## What is required
Scan the records for the word "Users". Return each line where it is found.

━━━━━ Records for this task

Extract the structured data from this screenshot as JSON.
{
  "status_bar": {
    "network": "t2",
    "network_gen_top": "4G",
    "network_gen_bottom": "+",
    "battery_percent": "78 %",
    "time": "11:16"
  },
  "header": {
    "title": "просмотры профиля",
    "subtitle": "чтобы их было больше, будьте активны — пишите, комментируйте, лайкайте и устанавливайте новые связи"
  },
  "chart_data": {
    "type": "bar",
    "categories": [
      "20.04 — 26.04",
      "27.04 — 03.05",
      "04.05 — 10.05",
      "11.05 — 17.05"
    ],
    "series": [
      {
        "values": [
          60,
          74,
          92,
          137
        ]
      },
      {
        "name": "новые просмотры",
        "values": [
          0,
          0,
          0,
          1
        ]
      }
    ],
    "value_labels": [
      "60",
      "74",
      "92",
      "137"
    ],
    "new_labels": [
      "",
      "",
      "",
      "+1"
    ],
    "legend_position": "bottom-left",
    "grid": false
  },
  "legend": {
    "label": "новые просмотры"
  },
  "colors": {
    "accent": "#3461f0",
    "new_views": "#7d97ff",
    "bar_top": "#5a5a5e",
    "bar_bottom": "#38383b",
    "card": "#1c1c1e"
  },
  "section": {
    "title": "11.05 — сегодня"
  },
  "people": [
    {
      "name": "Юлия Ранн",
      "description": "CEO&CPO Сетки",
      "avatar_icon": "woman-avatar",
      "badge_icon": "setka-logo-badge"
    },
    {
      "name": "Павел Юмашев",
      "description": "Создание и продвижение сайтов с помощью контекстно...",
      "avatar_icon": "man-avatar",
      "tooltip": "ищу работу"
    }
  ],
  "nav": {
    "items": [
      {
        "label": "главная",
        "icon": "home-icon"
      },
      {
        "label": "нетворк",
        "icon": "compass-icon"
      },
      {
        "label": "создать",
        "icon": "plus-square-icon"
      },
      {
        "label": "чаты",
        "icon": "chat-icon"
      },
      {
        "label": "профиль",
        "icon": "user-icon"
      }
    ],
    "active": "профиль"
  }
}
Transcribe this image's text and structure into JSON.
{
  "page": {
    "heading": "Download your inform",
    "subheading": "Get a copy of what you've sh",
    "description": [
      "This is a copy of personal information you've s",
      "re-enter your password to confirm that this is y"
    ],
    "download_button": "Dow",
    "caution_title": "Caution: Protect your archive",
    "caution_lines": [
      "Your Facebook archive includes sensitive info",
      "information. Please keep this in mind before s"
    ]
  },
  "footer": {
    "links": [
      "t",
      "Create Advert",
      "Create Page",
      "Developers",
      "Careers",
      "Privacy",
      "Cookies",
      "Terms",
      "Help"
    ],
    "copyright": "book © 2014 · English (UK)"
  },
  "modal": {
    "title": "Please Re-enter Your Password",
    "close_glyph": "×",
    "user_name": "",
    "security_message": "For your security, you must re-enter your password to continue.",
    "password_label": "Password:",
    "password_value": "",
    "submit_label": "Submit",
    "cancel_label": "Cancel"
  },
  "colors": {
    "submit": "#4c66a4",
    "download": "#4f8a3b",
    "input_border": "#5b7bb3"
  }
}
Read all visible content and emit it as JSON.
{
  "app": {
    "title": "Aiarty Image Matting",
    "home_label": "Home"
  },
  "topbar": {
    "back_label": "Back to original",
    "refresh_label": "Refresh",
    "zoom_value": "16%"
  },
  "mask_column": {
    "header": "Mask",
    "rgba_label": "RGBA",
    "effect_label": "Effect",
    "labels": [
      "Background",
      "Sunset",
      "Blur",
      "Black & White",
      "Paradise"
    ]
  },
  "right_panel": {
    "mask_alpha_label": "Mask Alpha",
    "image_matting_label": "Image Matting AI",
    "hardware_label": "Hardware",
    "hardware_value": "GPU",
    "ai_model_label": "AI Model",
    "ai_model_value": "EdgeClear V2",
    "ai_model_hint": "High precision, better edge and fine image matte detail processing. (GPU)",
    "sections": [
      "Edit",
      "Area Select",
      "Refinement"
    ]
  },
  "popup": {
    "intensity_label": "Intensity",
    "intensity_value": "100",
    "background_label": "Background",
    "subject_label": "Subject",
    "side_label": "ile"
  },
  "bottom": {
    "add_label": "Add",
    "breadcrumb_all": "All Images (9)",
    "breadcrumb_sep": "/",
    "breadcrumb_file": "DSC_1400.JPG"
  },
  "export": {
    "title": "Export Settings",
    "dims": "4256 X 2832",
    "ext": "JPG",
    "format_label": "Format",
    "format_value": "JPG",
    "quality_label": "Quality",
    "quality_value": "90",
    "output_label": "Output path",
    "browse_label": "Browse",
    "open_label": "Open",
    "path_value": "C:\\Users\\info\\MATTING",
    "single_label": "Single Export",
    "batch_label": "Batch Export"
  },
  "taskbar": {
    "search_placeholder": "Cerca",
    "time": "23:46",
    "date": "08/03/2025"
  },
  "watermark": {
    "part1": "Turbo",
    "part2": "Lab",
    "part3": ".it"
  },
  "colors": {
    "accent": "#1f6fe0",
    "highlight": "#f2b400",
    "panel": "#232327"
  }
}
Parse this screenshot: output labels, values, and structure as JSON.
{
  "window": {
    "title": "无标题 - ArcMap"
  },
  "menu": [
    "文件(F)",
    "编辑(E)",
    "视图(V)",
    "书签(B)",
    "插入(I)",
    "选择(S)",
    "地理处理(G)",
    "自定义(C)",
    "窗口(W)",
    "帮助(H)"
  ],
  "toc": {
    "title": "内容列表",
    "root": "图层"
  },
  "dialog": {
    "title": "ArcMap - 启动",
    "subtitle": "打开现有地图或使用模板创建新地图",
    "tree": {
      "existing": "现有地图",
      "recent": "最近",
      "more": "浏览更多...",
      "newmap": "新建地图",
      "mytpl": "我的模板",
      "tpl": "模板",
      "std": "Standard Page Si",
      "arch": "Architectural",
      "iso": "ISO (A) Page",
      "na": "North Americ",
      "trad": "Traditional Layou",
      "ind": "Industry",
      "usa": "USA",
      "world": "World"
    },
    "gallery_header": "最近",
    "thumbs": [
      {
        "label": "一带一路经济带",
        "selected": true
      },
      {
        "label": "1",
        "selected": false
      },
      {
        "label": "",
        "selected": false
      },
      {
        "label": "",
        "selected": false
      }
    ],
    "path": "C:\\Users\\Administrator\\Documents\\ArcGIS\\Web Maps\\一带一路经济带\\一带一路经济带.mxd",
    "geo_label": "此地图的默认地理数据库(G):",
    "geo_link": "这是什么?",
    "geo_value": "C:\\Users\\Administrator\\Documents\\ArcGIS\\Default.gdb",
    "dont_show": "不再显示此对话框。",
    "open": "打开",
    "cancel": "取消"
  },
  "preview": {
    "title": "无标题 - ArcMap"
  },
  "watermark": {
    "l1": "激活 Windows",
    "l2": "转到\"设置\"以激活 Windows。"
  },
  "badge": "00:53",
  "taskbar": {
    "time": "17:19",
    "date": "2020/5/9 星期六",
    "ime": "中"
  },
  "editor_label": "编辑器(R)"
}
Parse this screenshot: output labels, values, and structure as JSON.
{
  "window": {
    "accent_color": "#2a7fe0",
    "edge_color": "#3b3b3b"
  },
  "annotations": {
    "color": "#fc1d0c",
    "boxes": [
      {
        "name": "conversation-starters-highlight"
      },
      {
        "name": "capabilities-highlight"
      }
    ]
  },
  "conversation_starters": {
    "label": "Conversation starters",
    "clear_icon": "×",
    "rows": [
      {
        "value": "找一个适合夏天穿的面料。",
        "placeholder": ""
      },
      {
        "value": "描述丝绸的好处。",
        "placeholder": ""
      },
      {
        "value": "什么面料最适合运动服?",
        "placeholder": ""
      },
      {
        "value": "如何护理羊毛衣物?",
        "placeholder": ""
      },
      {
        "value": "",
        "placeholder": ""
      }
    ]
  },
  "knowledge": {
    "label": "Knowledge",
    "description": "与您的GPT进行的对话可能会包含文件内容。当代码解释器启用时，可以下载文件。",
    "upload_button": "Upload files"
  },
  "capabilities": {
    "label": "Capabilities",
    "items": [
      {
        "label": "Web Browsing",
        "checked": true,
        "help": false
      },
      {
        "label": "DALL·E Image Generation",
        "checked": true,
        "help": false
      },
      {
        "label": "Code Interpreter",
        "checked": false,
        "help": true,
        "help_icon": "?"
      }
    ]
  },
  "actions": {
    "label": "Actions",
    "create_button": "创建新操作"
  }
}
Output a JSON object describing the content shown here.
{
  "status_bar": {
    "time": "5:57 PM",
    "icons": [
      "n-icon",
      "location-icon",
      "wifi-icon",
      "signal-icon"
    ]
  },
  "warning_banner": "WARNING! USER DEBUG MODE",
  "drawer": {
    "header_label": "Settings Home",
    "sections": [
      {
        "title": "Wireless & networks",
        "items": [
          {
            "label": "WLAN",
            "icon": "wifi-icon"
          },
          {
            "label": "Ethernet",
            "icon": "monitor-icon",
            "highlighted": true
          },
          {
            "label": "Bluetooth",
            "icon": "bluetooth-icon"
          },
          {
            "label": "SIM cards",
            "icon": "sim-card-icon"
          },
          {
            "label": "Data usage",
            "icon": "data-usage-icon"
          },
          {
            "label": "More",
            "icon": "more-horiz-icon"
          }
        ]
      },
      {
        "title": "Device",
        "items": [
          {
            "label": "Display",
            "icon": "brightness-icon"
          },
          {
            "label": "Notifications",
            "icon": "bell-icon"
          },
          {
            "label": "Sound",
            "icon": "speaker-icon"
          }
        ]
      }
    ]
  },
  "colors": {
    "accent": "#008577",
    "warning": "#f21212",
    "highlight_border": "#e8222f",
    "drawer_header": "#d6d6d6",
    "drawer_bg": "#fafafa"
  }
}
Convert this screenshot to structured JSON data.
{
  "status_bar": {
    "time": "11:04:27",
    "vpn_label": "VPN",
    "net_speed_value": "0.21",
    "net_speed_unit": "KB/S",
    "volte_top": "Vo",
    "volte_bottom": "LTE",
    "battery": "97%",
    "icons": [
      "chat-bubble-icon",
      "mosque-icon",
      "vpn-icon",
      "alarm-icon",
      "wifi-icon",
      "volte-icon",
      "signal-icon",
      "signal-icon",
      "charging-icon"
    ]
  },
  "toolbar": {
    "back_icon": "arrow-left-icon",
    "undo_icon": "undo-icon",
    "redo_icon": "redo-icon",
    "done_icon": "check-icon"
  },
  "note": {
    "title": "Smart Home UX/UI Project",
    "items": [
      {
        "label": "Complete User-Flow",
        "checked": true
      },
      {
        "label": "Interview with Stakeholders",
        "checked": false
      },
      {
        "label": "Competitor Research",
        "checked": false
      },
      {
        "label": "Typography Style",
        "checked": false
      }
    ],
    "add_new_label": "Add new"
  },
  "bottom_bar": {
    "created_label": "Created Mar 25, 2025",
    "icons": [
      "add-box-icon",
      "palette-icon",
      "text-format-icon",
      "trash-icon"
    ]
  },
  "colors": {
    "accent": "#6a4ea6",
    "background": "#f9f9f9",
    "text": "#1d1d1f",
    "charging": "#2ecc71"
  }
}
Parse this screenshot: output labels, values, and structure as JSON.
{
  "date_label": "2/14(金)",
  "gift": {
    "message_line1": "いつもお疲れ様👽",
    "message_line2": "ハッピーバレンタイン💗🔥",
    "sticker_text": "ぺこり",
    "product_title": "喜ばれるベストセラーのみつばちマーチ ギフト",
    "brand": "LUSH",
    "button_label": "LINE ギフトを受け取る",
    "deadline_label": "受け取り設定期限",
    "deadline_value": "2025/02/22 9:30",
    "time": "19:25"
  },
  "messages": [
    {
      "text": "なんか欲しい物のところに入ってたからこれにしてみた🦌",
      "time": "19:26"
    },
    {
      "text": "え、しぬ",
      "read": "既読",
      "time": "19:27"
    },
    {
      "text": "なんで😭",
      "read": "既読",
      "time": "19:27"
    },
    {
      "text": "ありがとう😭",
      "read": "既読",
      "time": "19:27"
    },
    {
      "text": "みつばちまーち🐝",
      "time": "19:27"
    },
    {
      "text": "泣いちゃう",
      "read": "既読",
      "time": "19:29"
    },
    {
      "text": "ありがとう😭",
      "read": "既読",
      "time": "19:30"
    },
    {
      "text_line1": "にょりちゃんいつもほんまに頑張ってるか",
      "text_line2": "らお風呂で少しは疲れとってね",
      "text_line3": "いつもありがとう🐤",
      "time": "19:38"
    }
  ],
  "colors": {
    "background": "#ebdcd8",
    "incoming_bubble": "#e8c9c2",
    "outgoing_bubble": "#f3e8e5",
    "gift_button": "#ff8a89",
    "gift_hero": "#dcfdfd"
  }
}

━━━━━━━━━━

## Finished task
    "path_value": "C:\\Users\\info\\MATTING",
    "path": "C:\\Users\\Administrator\\Documents\\ArcGIS\\Web Maps\\一带一路经济带\\一带一路经济带.mxd",
    "geo_value": "C:\\Users\\Administrator\\Documents\\ArcGIS\\Default.gdb",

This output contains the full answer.